Element data from apps and pages:
*** Block opens ***

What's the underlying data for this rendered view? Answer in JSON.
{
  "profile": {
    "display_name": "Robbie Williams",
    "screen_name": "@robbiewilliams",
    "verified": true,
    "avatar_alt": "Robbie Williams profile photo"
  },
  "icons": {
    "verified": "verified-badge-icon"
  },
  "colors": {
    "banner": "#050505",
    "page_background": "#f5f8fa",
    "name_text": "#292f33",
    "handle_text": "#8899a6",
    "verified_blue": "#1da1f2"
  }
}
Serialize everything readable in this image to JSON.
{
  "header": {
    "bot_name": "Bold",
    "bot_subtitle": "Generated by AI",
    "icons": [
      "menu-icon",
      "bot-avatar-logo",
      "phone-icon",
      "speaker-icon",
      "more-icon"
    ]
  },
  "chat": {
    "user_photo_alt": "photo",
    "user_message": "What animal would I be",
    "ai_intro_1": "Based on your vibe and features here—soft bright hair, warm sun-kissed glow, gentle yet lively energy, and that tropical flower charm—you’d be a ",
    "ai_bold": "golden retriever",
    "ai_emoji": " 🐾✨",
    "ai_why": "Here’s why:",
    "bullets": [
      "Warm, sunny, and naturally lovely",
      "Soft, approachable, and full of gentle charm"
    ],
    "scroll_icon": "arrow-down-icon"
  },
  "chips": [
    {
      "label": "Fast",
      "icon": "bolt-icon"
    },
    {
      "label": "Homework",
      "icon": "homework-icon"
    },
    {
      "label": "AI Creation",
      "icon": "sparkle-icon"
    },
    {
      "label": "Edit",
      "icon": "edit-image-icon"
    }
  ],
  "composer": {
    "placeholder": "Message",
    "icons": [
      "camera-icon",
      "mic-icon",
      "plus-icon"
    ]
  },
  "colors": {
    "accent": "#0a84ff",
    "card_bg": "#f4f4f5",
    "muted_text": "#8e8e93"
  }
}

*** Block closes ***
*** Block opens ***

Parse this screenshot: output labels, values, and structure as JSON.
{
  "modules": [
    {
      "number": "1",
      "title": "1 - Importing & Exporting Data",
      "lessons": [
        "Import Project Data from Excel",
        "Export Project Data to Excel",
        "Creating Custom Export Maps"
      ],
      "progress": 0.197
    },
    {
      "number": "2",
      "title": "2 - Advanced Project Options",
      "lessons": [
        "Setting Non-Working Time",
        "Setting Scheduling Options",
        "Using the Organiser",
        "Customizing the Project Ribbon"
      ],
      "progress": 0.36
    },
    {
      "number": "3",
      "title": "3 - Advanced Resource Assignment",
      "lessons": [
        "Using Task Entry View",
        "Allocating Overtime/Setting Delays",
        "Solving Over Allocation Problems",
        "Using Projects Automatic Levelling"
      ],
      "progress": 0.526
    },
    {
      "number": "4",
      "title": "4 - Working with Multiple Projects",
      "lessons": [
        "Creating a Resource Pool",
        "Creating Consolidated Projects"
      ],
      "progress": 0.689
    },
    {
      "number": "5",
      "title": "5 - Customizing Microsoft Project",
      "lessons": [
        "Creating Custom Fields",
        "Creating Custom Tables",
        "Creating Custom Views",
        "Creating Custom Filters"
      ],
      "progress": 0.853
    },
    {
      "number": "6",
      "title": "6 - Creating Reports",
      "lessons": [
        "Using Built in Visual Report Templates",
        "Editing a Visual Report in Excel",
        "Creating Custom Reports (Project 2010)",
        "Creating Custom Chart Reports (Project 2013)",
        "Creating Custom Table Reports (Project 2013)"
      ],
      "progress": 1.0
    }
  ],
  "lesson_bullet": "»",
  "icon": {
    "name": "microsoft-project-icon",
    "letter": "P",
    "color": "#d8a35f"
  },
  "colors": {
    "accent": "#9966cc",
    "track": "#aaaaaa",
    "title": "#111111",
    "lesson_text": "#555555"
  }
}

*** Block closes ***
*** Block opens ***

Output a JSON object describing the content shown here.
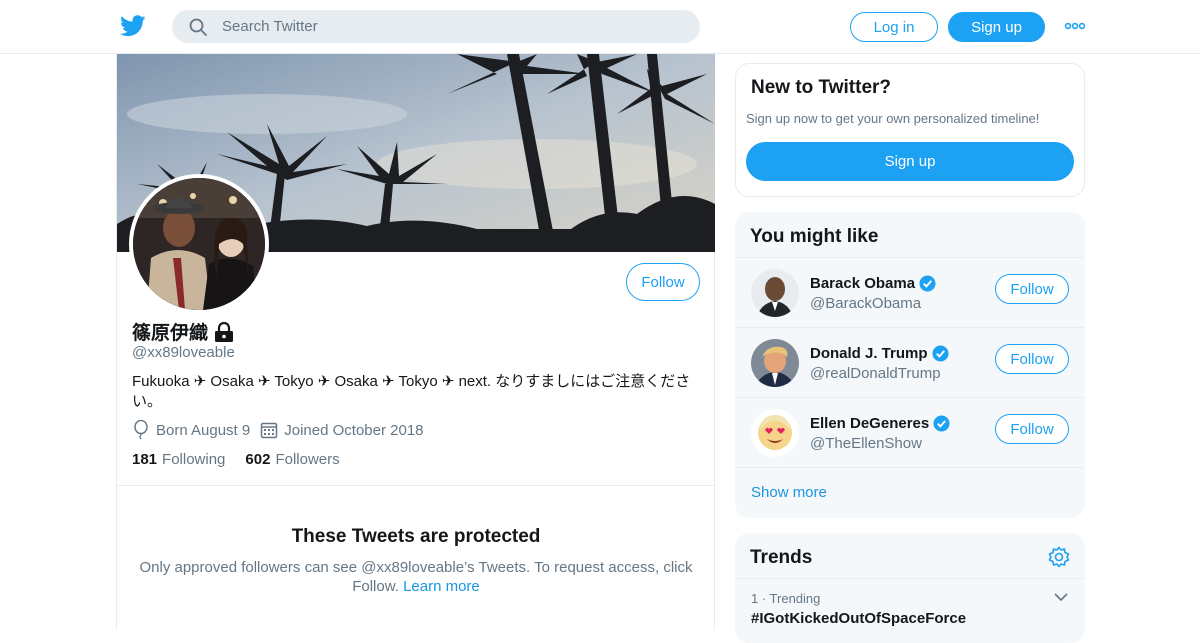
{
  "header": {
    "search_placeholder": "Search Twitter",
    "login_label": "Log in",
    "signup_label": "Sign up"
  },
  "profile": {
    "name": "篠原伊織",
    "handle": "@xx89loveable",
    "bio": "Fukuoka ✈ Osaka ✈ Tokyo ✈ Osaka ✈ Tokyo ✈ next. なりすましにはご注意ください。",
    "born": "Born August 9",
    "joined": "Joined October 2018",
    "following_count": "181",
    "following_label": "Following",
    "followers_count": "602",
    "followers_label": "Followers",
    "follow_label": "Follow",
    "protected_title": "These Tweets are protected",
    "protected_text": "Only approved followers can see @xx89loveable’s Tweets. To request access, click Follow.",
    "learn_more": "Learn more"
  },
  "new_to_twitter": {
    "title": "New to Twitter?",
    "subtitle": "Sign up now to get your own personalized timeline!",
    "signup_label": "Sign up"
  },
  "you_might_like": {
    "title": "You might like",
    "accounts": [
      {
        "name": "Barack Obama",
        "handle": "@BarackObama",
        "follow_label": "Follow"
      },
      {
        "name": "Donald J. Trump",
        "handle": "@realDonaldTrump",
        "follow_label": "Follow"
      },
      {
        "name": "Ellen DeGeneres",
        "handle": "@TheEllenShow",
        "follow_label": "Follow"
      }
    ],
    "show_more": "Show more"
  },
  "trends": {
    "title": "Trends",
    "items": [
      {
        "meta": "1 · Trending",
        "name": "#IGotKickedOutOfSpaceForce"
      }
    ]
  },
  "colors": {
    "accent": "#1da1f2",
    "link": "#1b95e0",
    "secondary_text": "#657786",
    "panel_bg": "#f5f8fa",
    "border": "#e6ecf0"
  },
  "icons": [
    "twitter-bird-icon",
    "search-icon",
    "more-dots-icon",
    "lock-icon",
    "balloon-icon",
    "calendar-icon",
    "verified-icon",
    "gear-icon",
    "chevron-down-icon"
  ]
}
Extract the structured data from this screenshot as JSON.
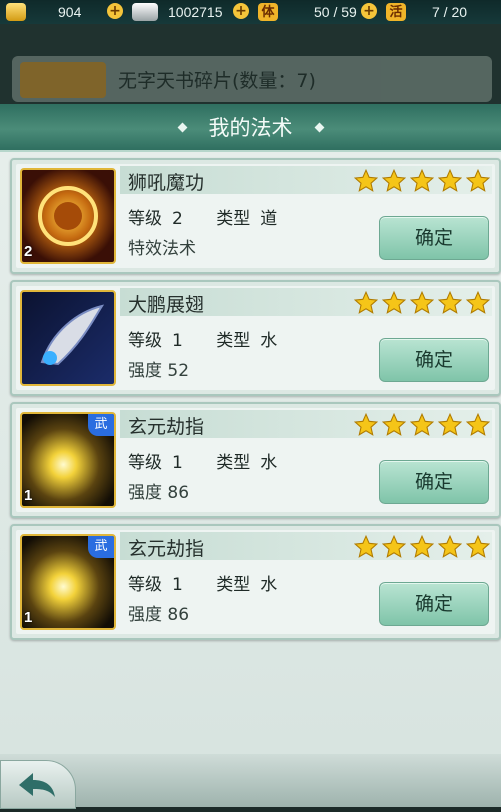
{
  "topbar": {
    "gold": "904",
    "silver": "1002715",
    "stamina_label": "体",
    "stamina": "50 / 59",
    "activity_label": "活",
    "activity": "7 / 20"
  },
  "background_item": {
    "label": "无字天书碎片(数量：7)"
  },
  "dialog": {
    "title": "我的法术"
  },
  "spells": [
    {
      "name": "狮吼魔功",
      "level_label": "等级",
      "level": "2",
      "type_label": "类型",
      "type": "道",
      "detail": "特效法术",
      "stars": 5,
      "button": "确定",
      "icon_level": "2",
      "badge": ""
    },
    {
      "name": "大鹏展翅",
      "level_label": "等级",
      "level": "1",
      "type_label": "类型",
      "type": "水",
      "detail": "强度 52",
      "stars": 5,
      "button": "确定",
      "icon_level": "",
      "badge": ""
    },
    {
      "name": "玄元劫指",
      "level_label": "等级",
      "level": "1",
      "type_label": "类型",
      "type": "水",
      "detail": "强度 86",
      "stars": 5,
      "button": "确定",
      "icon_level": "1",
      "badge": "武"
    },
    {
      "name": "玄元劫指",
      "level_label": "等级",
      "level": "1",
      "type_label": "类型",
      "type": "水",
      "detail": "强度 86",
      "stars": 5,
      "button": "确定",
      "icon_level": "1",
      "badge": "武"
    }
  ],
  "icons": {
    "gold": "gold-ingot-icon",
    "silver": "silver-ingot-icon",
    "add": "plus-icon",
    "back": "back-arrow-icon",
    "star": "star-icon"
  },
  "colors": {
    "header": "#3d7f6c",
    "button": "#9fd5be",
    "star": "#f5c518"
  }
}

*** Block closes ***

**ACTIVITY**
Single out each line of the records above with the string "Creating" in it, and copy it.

**SOLUTION FOR THIS PROBLEM**
        "Creating Custom Export Maps"
        "Creating a Resource Pool",
        "Creating Consolidated Projects"
        "Creating Custom Fields",
        "Creating Custom Tables",
        "Creating Custom Views",
        "Creating Custom Filters"
      "title": "6 - Creating Reports",
        "Creating Custom Reports (Project 2010)",
        "Creating Custom Chart Reports (Project 2013)",
        "Creating Custom Table Reports (Project 2013)"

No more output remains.